I hate Gary Cutlack. I don’t actually hate him, but for the purposes of this article, let’s assume I do. Let’s assume I wanted to drop a nuclear bomb on his head, as in the picture to the right. How would I go about doing that?
I could enter into shady negotiations with North Korea or a breakaway Russian republic, but it’s much quicker and easier to just use this Google Maps mashup instead. Simply search for your target, pick a bomb, and you can see exactly how far away people will be affected by the thermal effects of the explosion.
Interestingly, if someone nuked Covent Garden, the inhabitants of Regents Park would be fine. Well, fine until the fallout began, anyway. An asteroid strike, on the other hand, would annihilate everything down to the Sahara. Ouch.
Who would you nuke and why? Let us know in the comments.
In the first reported orbital collision ever, a US and a Russian communications satellite have accidentally collided 780km above Siberia. A “massive cloud of debris” has been produced, and NASA is tracking the hundreds of bits resulting from the crash, in the hope that they won’t interfere with the ISS and the shuttle, which is due to launch later this month.

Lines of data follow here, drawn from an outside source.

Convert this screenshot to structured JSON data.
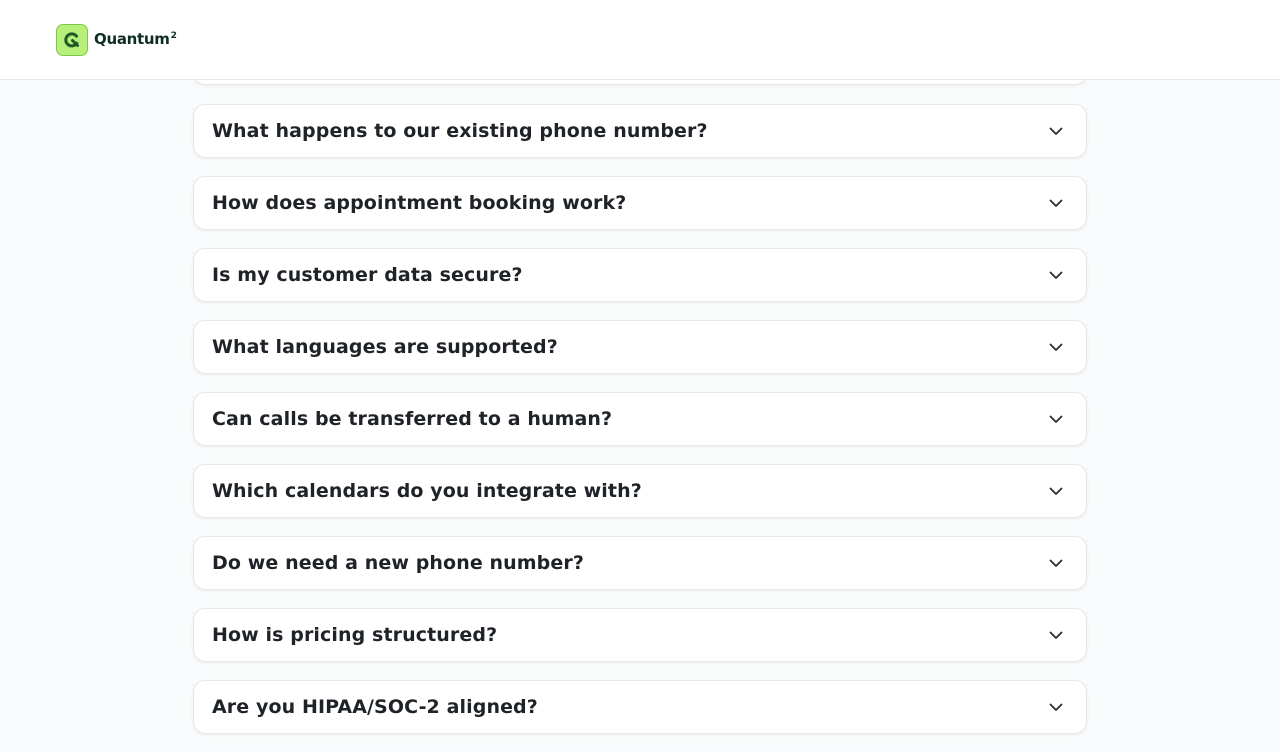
{
  "header": {
    "brand_name": "Quantum",
    "brand_sup": "2"
  },
  "faq": {
    "items": [
      {
        "question": "What happens to our existing phone number?"
      },
      {
        "question": "How does appointment booking work?"
      },
      {
        "question": "Is my customer data secure?"
      },
      {
        "question": "What languages are supported?"
      },
      {
        "question": "Can calls be transferred to a human?"
      },
      {
        "question": "Which calendars do you integrate with?"
      },
      {
        "question": "Do we need a new phone number?"
      },
      {
        "question": "How is pricing structured?"
      },
      {
        "question": "Are you HIPAA/SOC-2 aligned?"
      }
    ]
  },
  "colors": {
    "brand_accent": "#b6f07a",
    "brand_dark": "#0f2d22",
    "text": "#1f2328",
    "border": "#e5e7eb"
  },
  "icons": {
    "logo": "q-logo-icon",
    "expand": "chevron-down-icon"
  }
}
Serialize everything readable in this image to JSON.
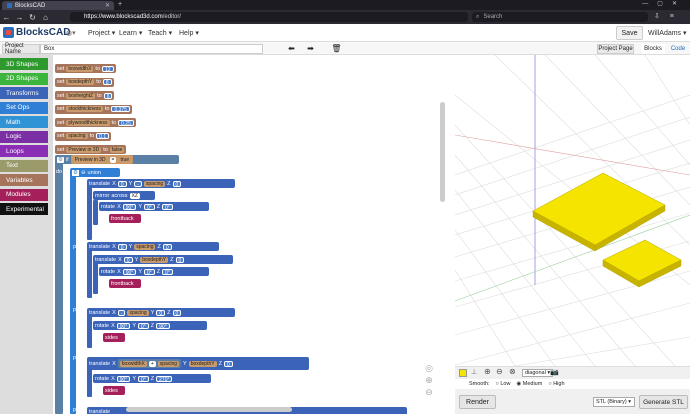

It’s comprehensively answered the question of “how much stuff can we stick up there without it hitting each other?”, as 6,000 satellites have been sent into orbit since the first in 1957. Only about half are still in use, with the others having become defunct over the years.
The satellites in question belong to Communications firm Iridium, based in Bethesda, Maryland, and Russia’s civilian space agency, Roscosmos. The former was launched in 1997 and only weighed 560kg, so probably came off rather worse in the collision than its one-tonne Russian rival from 1993.
Place your bets in the comments below as to when the second collision will occur. The closest wins a bit of charred satellite, dug out of the tundra of Siberia.
A man in his twenties in Guangzhou, China, has died after an exploding mobile phone severed an artery in his neck. He’d just replaced the battery after charging it. It’s unclear what make or model the phone was, or if it was a dodgy third-party battery, but police are investigating.
Amazingly, it’s the ninth recorded death by exploding phone in China since 2002. One man died when his battery overheated due to the heat of an iron mill he worked at and blew a hole in his chest. Since this incident however, newspapers have published advice on how to avoid mobile phone explosions that I think we can all take on board. Click through to see them over the jump.
You may have already read about SpaceX’s failure to get their privately funded rocketship Falcon 1 into space on Saturday night, but just what you may have missed is the news that stowed onboard the doomed rocket-ship, ready for delivery to space, were three commercial satellites and the cremated remains of 200 people.
Of those 200 urns of ashes blown into mile-high confetti, one happened to contain the remains of everyone’s favourite Scottish Star Trek engineer: Montgomery “Scotty” Scott (actor James Doohan)…
It seems that some unfortunate who was trying to physically hack open an iPhone in order to modify the hardware to unlock it from AT&T caused it to “explode”.
The victim explained:
The antenna cover was a bit tricky but eventually it came off. Then we started to open the metal cover (after taking out the 3 screws) and PUFF, up it went in smoke… It literally went up in black smoke. I[t] was so hot that when I tried to pick it up I burnt my fingers. So, this is for shure [sic] the most difficult part of the whole process. I don’t know what he did, as I had just stepped out of the room to fetch something when I heard a scream…they got such a fright. I will post a photo of the iphone… To everybody out there, be carefull….